Berenice Mbiribindi, MSc, PhD
Mentor: Dr. Sherri Krams
Berenice Mbiribindi, MSc, PhD, is a postdoctoral scholar in the Transplant Immunology Lab.
“The immune system has always fascinated me,” said Dr. Mbiribindi. “There is a large variety of immune cells that help us to fight cancer and microbes and keep us healthy, but I have a great interest in natural killer(NK) cells.”
NK cells are lymphocytes that belongs to the innate immunity system and rapidly sense and destroy abnormal cells.
Born in Congo, Dr. Mbiribindi moved to France as a young girl and earned her bachelor’s in Biomedical Sciences at Paris Descartes University. After completing her master’s in Immunology and Microbiology at Pierre-and-Marie-Currie University, Dr. Mbiribindi moved across the Channel to work on her doctorate at the University of Southampton (United Kingdom). Dr. Mbiribindi says she decided to come to Stanford because, not only was Dr. Sheri Krams inviting her to research exactly what she was interested in, but she was giving her the opportunity to do so using Stanford's unparalleled resources.
“I’m investigating the role of NK cells in the recognition and response to Epstein-Barr Virus (EBV) 90% of the world population is infected by EBV but it’s a-symptomatic because our immune system keeps it in check,” said Dr. Mbiribindi.
However, after organ transplantation, EBV can cause Post-Transplant Lymphoproliferative Disorder (PTLD).
“In that situation the EBV can reactivate as the organ recipient’s immunity is not fully available to fight it due to the immunosuppression treatment,” said Dr. Mbiribindi. “The goal of my research is to utilize a NK-cell based approach to prevent disease caused by EBV.”
Dr. Mbiribindi was awarded The Transplantation Society Young Investigator Scientific Award 2018. She will present her work entitled, Natural killer cell recognition of peptides encoded by EBV latent cycle proteins, at the 27th International Congress of the Transplantation Society in Madrid later this year.

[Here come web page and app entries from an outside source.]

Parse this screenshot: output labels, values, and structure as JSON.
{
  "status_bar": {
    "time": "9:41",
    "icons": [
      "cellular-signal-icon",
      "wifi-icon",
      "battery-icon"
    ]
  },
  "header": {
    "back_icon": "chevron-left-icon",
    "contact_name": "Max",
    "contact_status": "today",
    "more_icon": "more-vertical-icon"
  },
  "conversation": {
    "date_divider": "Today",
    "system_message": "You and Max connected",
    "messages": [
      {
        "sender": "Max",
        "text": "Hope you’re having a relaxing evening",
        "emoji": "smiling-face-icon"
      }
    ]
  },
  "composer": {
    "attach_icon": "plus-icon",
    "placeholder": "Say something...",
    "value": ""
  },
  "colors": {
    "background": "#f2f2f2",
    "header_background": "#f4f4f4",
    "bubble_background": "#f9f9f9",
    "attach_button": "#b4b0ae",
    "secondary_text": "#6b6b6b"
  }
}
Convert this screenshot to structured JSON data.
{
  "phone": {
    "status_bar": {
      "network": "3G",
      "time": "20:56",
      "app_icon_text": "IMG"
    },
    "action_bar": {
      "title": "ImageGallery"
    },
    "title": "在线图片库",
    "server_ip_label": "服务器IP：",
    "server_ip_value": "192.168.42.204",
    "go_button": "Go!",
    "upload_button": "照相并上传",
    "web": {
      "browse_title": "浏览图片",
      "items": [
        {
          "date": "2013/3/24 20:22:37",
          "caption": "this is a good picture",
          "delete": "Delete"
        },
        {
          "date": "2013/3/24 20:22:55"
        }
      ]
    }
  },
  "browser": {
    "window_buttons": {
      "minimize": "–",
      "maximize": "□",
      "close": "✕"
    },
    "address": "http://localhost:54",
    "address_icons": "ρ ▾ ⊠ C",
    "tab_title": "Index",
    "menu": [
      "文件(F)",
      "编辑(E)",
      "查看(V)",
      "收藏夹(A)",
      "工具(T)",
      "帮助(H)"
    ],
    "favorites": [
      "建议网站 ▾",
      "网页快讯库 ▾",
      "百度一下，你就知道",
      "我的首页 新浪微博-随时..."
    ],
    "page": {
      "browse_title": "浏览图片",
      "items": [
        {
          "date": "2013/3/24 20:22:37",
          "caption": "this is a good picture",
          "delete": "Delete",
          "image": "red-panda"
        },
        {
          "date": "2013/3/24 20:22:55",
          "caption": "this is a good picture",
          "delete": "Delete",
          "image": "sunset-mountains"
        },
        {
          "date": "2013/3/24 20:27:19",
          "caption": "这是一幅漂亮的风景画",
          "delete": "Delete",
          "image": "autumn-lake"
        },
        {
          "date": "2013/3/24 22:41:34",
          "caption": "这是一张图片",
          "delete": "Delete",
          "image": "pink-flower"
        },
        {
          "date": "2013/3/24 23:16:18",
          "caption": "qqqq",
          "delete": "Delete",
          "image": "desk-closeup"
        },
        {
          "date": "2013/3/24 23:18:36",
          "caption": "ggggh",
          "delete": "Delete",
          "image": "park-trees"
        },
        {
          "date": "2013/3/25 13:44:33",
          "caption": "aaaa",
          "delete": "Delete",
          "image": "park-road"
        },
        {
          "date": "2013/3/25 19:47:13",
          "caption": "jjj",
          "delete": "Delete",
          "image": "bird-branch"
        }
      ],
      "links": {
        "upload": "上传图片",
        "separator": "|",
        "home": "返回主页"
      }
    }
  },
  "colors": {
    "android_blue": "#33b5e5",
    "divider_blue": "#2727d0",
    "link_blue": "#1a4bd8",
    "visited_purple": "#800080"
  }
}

“There is still a lot to discover about these cells,” said Dr. Mbiribindi. “In the near future, I’m hoping to become a Primary Investigator and have my own team working on NK cells for therapeutic applications.”